It’s tough out there! 3 reasons I’m hopeful about small business in South Africa

It’s tough out there! 3 reasons I’m hopeful about small business in South Africa

Stagflation is being bandied around a lot! In my mind… fair play. It is a jolly tough operating environment. But, where there is pain, there is also opportunity.


Prices are up. Here we can blame COVID, China, and Putin. COVID for the supply shortages and logistics challenges resulting from 2-years of global lockdowns. China for totally overreacting to the recent COVID outbreak and locking its citizens and companies down, kicking and screaming (literally). Putin for marching into the Ukraine, disrupting a pretty important source of global food commodities, and driving rocketing oil prices thanks to Europe rejecting Russian oil (a noble and necessary short-term pain).

Unemployment is up. Our unemployment stats are a disaster at the best of times. Post COVID it is an apocalypse. Each time I open Facebook, I am confronted with another emigrating family recommending their domestic helpers for employment. It reminds me that if there were similar Facebook posts for businesses, I would see even more delightful, capable, and deserving people losing their jobs. Heart breaking.

Economic growth is flat. Here in South Africa, we’ve struggled for a long time to pick our economic growth levels up. Our local operating environment generally doesn’t favour excellence, innovation, and investment. As a result, we bumble along trying our best but not achieving greatness (and growth) as a nation.

And yet, as bleak as this picture may be, I am hopeful and believe there remains great opportunity for small business to grow and make a difference.


Be excellent and stand out.

Because there is so much mediocrity around us, we have it easier here. The market is smaller, but the competition is smaller too.
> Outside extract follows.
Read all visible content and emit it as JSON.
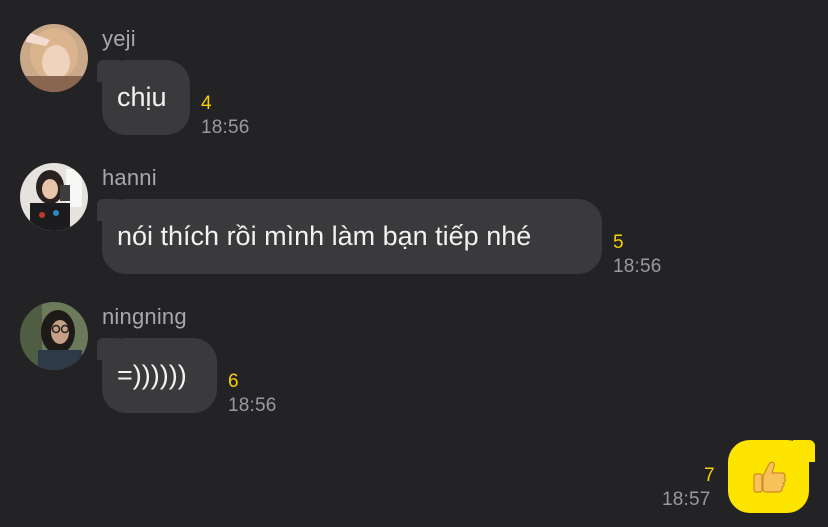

We often aren’t competing with large numbers of other businesses that are working as hard as we are to win.

And so if we dedicate ourselves to excellence, there is great opportunity to stand out. If we do something, we must do it well. We must take satisfaction from continually learning, from perfecting our craft, and from holding ourselves to the highest standards. Because if we can hold ourselves to the highest standards even while things around us fall apart, we will stand out like a beacon. And if there are enough beacons, then we can collectively make a difference regardless of the factors outside our control.

Just do it.

The national characteristic (forgive me for generalising) that I am most proud of as a South African, is our collective will to make things happen. To get things done. There is always a lot to complain about, and often fairly so. But generally, we shrug our shoulders, comment that there’s not much we can do about it and roll up our sleeves.

There are some great examples of this in South African business. Outsurance is directing traffic at faulty traffic lights. Discovery is out repairing potholes. Yellowwoods Venture Investments founded and grew Harambee into a public-private partnership that is having great impact addressing youth unemployment. The examples are numerous and inspiring. When we seize the opportunities that are often hidden in our difficult operating environment, it gives us the chance to contribute and to grow – often beyond our wildest expectations.

Nurture the greatness.

While so much of what is around us is mediocre, there is also greatness. I’ve recently begun working with a young man called Lourence. Lourence grew up near Brits, lost both his parents before he finished school, was supported by his grandmother until she died, contracted and was set back by tuberculosis, is studying mathematics and physics at Unisa, and founded and runs a professionally organised tutoring business to support himself. He has no experience running a small business, but he knows what his students need to succeed, and he provides it at the highest standard.

Without undermining Lourence’s greatness and uniqueness, there are many, many, many more individuals like him. As small businesses, we can identify these individuals, nurture and develop them, and give them the opportunities to succeed – whether in our business, another business, or their own business. The more successful small businesses we have, the greater the opportunity for all of us.